Cator Park is named after John Cator.


Around 1783, slightly closer to central London at Blackheath, Cator bought the Wricklemarsh mansion (formerly owned by Sir Gregory Page) and its 250-acre (1 km²) estate for a bargain £22,250. The Palladian mansion (designed by architect John James) was gradually demolished from 1787 onwards and Cator began to break up the estate into small packages of land to be individually developed.[8] Among the earliest commissions was one for architect Michael Searles to design a 14-house crescent, "The Paragon", on the south side of the Heath. Some of its colonnades are said to incorporate pillars used in Page's mansion.

The Cator estates[edit]

Cator died in London in 1806 at his Adelphi apartment and was buried in the churchyard of St George's Church, Beckenham. At the time of his death he had property in Beckenham, Croydon, Addington, Leigh, Chiddingstone, Waltham Forest, Chingford and a small amount in Hereford which had been his father's. His only child a daughter Maria had died in infancy so he had no direct heir.

His estates were inherited by his nephew John Barwell Cator (1791–1850), who "with a young man's flair, exploited the Blackheath estate with style and profit,"[8] though it was not until the mid 1820s that building started in earnest. J. Barwell Cator had purchased estates in Woodbastwick in Norfolk (Woodbastwick Hall is still the family seat), and it later fell to other Cators – his younger brother Peter Cator (1796-1873)[9] and son Albemarle Cator (1813-1868) – to expand the developments of Beckenham and Blackheath to take advantage of the growth of the railway network during the mid 19th century. John Cator had intended the Beckenham Estates to remain intact for the family but a Private Act of Parliament 1825 permitted J. Barwell Cator and other trustees of the estate to sell or lease property with the intention of replacing sales with other purchases so Woodbastwick expanded, and the family under Albemarle Cator also acquired property in Trewsbury in Gloucestershire.[10]

The upmarket Blackheath Park neighbourhood south-east of the heath itself bears alternate name "the Cator Estate".

John Barwell Cator's descendant, Elizabeth Cator (died 1959) was the mother of Michael Bowes-Lyon, 17th Earl of Strathmore and Kinghorne.

External links[edit]

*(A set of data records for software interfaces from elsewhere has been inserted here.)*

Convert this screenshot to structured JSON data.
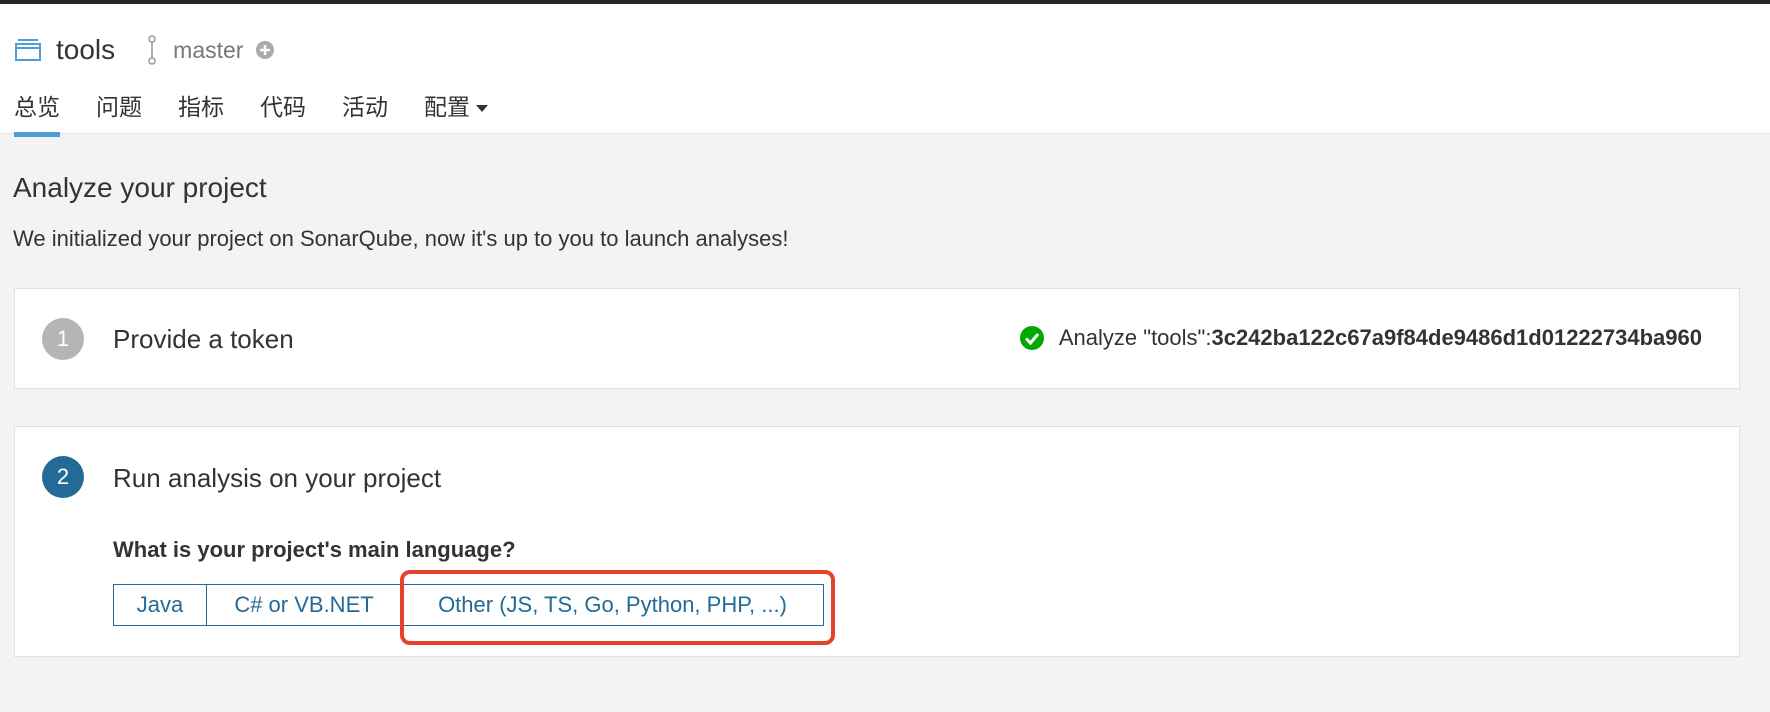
{
  "project": {
    "name": "tools",
    "branch": "master"
  },
  "nav": {
    "items": [
      {
        "label": "总览",
        "active": true
      },
      {
        "label": "问题"
      },
      {
        "label": "指标"
      },
      {
        "label": "代码"
      },
      {
        "label": "活动"
      },
      {
        "label": "配置"
      }
    ]
  },
  "page": {
    "title": "Analyze your project",
    "description": "We initialized your project on SonarQube, now it's up to you to launch analyses!"
  },
  "step1": {
    "number": "1",
    "title": "Provide a token",
    "token_label": "Analyze \"tools\":",
    "token_value": "3c242ba122c67a9f84de9486d1d01222734ba960"
  },
  "step2": {
    "number": "2",
    "title": "Run analysis on your project",
    "question": "What is your project's main language?",
    "languages": [
      "Java",
      "C# or VB.NET",
      "Other (JS, TS, Go, Python, PHP, ...)"
    ]
  },
  "colors": {
    "accent": "#4b9fd5",
    "step_active": "#236a97",
    "step_done": "#b5b5b5",
    "success": "#00aa00",
    "highlight": "#e8412a"
  }
}
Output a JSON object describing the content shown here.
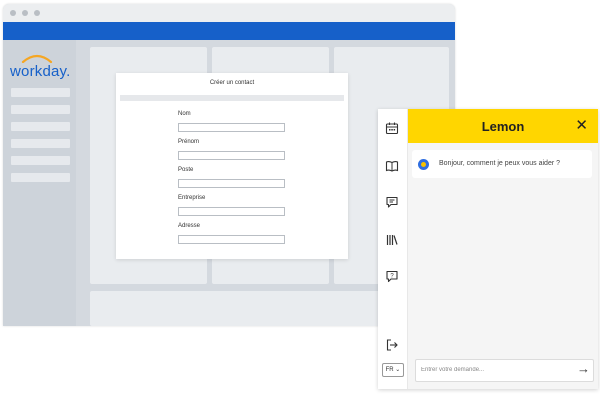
{
  "app": {
    "brand": "workday."
  },
  "modal": {
    "title": "Créer un contact",
    "fields": [
      {
        "label": "Nom",
        "value": ""
      },
      {
        "label": "Prénom",
        "value": ""
      },
      {
        "label": "Poste",
        "value": ""
      },
      {
        "label": "Entreprise",
        "value": ""
      },
      {
        "label": "Adresse",
        "value": ""
      }
    ]
  },
  "assistant": {
    "title": "Lemon",
    "close_glyph": "✕",
    "greeting": "Bonjour, comment je peux vous aider ?",
    "input_placeholder": "Entrer votre demande...",
    "send_glyph": "→",
    "language": "FR ⌄",
    "rail_icons": [
      "calendar-icon",
      "book-icon",
      "chat-icon",
      "library-icon",
      "help-icon",
      "logout-icon"
    ]
  },
  "colors": {
    "brand_blue": "#1660c9",
    "accent_yellow": "#ffd600"
  }
}
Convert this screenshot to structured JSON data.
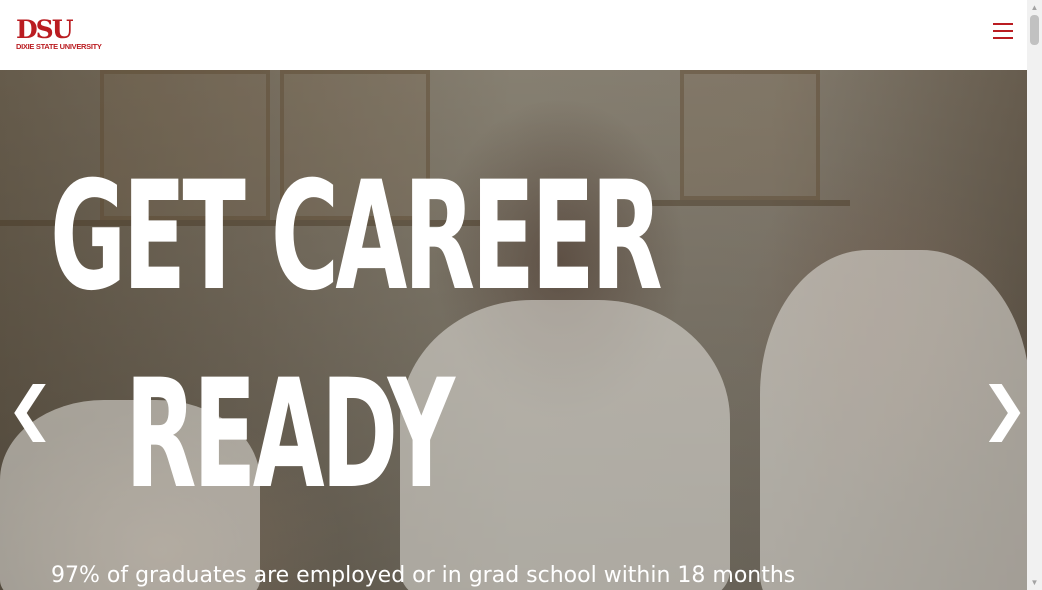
{
  "header": {
    "logo_mark": "DSU",
    "logo_text": "DIXIE STATE UNIVERSITY",
    "menu_icon": "hamburger-menu-icon",
    "accent_color": "#ba1c21"
  },
  "hero": {
    "headline_line1": "GET CAREER",
    "headline_line2": "READY",
    "subline": "97% of graduates are employed or in grad school within 18 months",
    "prev_arrow": "❮",
    "next_arrow": "❯"
  },
  "scrollbar": {
    "up_glyph": "▲",
    "down_glyph": "▼"
  }
}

  1. ^ Manning (2002), p.2.
  2. ^ The Diary and letters of Madame D'Arblay, Vol. 1.
  3. ^ "CATOR, John (1728–1806), of Bank Side, Southwark, Surr. and Beckenham, Kent". History of Parliament Online. Retrieved 18 June 2013. CS1 maint: discouraged parameter (link)
  4. ^ a b "Beckenham Place Park". Friends of Beckenham Place Park. Retrieved 2 April 2016. CS1 maint: discouraged parameter (link)
  5. ^ Dillwyn, Lewis Weston (1843). Hortus Collinsonianus: An Account of the Plants Cultivated by the Late Peter Collinson, Esq., F.R.S. Swansea: W C Murray and D Rees. p. iv. Retrieved 2 April 2016. CS1 maint: discouraged parameter (link)
  6. ^ "Beckenham Place Park". London Gardens Online. Retrieved 2 April 2016. CS1 maint: discouraged parameter (link)
  7. ^ Searches for Cator v Hare, Cator and George IV, etc will bring up several links.
  8. ^ a b Rhind, Neil; Watson, Julian. "Cator Estate". Ideal Homes (archived copy). Archived from the original on 12 July 2007. Retrieved 2 April 2016. CS1 maint: discouraged parameter (link) CS1 maint: unfit URL (link)
  9. ^ Manning (2002), p.108.
  10. ^ Manning (2002), p.61.
Parliament of Great Britain
Preceded by
Robert Pigot
John Aubrey
Member of Parliament for Wallingford
With: John Aubrey to 1774
Robert Barker 1774–80
Succeeded by
Chaloner Arcedeckne
John Aubrey
Preceded by
William Wollaston
Thomas Staunton
Member of Parliament for Ipswich
April 1784 – June 1784
With: William Middleton
Succeeded by
Charles Crickitt
William Middleton
Preceded by
James Gordon
Thomas Boothby Parkyns
Member of Parliament for Stockbridge
With: John Scott
Succeeded by
Joseph Foster Barham
George Porter